man boy (Kabir, Arjun Kapoor) whose aim in life is to become his mother, meaning he wants to be a ‘housewife’. He deifies his mother, she was a domestic goddess, an artist who shaped their home, the woman whose tireless efforts with household chores made him the man he is today. He is quick to label all those who go to work as ‘corporate robots’, heartless soul-sucking creatures intent on racing ahead. Kabir is also the son of a business mogul, who seems to own half of Delhi. Yes, Kabir is rich enough to decide he doesn’t want to work (because he never needs to). He can choose to not use his IIM-B degree (which his father paid for, of course), and then conveniently declare he will not live off his father’s money. He rides a Segway everywhere and wears a hangdog expression almost permanently (though this might just be Arjun Kapoor’s face, I shouldn’t be mean). Kareena Kapoor is so vibrant, so expressive, so luminous, she makes the male lead appear even more wooden than usual (and if you watched Two States, you would be shocked to know that this is even possible).
Kia and Kabir hit it off and within about three dates decide to marry each other. While she is off wowing people with her Powerpoint presentations, he makes rajma-chawal and waits for her to get back from work. He converts their house into a train museum/railway station and she even thinks it’s cute. They are made for each other. She wants to become the Vice President next, the CEO after that, and he wants to become the male Nigella Lawson…or something. Okay, what next? The movie seems to be told from the point of view of Kabir, who with his smug grin and self-righteous tone, proceeds to tell us that every woman who wakes up before her husband to make him tea (or coffee), who picks up clothes strewn around and folds them and puts them back in the wardrobe, who does the laundry and goes grocery shopping, who wears her mangalsutra for the world to see, who asks the earning member of the family for money and hides this money in a plastic bag in the refrigerator (not making that up), this woman is the best there is. Behind its veneer of modernity and all that progressive sheen, this story has existed for as long as we have been watching movies. Kabir says he’s taking the woman’s place because his mother is his inspiration, but the movie does not attempt to question the woman’s place, it does not wish to challenge the institution that put women in this place to begin with. It makes you cringe at every turn, with dialogue like “He wants to be my wife, not my husband.”
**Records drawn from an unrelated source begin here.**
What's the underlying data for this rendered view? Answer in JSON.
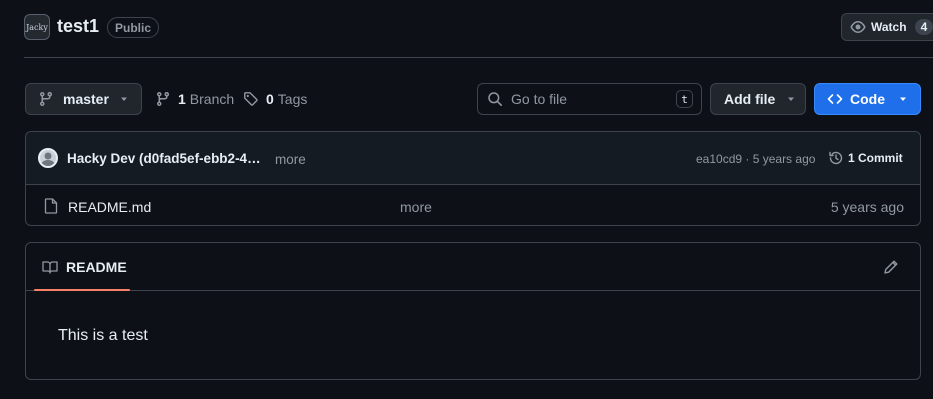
{
  "repo": {
    "avatar_text": "Jacky",
    "name": "test1",
    "visibility": "Public"
  },
  "watch": {
    "label": "Watch",
    "count": "4"
  },
  "toolbar": {
    "branch": "master",
    "branches_count": "1",
    "branches_label": "Branch",
    "tags_count": "0",
    "tags_label": "Tags",
    "search_placeholder": "Go to file",
    "search_shortcut": "t",
    "add_file_label": "Add file",
    "code_label": "Code"
  },
  "commit": {
    "author": "Hacky Dev (d0fad5ef-ebb2-4…",
    "more": "more",
    "hash_time": "ea10cd9 · 5 years ago",
    "commits_label": "1 Commit"
  },
  "files": [
    {
      "name": "README.md",
      "message": "more",
      "time": "5 years ago"
    }
  ],
  "readme": {
    "tab_label": "README",
    "content": "This is a test"
  },
  "colors": {
    "background": "#0d1117",
    "primary_button": "#1f6feb",
    "tab_underline": "#f78166"
  }
}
Ki & Ka rides along on existing stereotypes – housewives will remain busy with kitty parties and complaints about their ever-increasing weight, men in buses will remain perverts who pass lewd remarks at women out for a walk. This wouldn’t have been so bad if the movie hadn’t tried to tackle gender roles entrenched in our society. It neither makes a case for men who stay at home while their wives try to make something of themselves, and nor does it help the cause of women fighting everyday to balance their work and home. It allows Kia to look selfish and petty for feeling resentful towards her husband’s sudden fame, when he gets all the rainbows and sparkles for doing the things most women do everyday. It allows Kabir to look like the better person for letting his wife do what she wants.
What could have been a sensitive movie about the fluid roles of (urban upper middle class) men and women in marriages instead resembles an advertisement that tells us women empowerment will happen once men share the load. It almost makes me want to say a message-movie might have been better.